President Barack Obama's Young African Leadership Initiative has brought hundreds of young Africans to the United States for a six-week program aimed at building their knowledge and skills in fields such as public administration and business. Out of the 50,000 young Africans who applied for the program, just one percent was accepted. VOA's Laurel Bowman caught up with some of those who made the cut and has this report.
Video

Video In Honduras, Amnesty Rumors Fuel US Migration Surges

False rumors in Central America are fueling the current surge of undocumented young people being apprehended at the U.S. border. The inaccurate claims suggest the U.S. will give amnesty to young migrants from the region. As VOA's Brian Padden reports from Honduras, these rumors trace back to President Obama's 2012 executive order to halt deportations for some young undocumented immigrants already living in the United States.
Video

Video Students in Business for Themselves

They're only high school students, but they are making accessories for shoes, fabricating backpacks and doing product photography - all through their own businesses. It's the result of a partnership between a non-profit organization that teaches entrepreneurship and their schools. VOA's Mike O'Sullivan and Deyane Moses met the budding entrepreneurs near Los Angeles.
Video
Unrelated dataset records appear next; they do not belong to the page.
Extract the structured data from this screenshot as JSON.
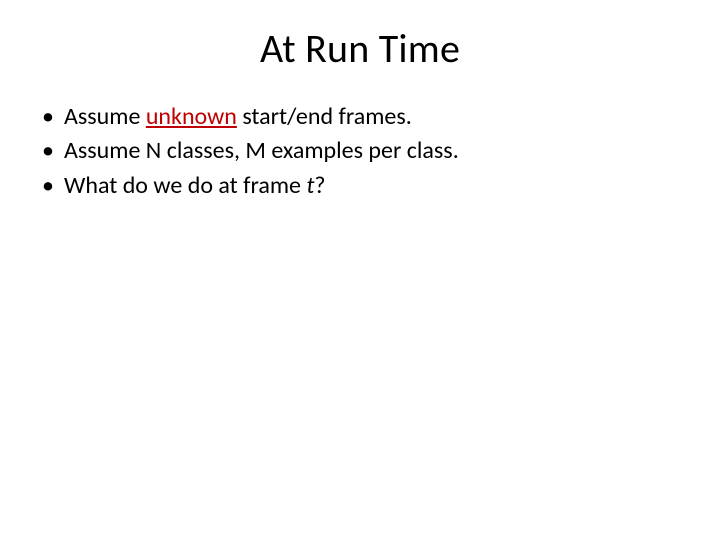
{
  "title": "At Run Time",
  "bullets": [
    {
      "pre": "Assume ",
      "em": "unknown",
      "post": " start/end frames."
    },
    {
      "text": "Assume N classes, M examples per class."
    },
    {
      "pre": "What do we do at frame ",
      "ital": "t",
      "post": "?"
    }
  ]
}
Video Astronauts Train in Underwater Lab

In the world’s only underwater laboratory, four U.S. astronauts train for a planned visit to an asteroid. The lab - called Aquarius- is located five kilometers off Key Largo, in southern Florida. Living in close quarters and making excursions only into the surrounding ocean, they try to simulate the daily routine of a crew that will someday travel to collect samples of a rock orbiting far away from earth. VOA’s George Putic has more.

AppleAndroid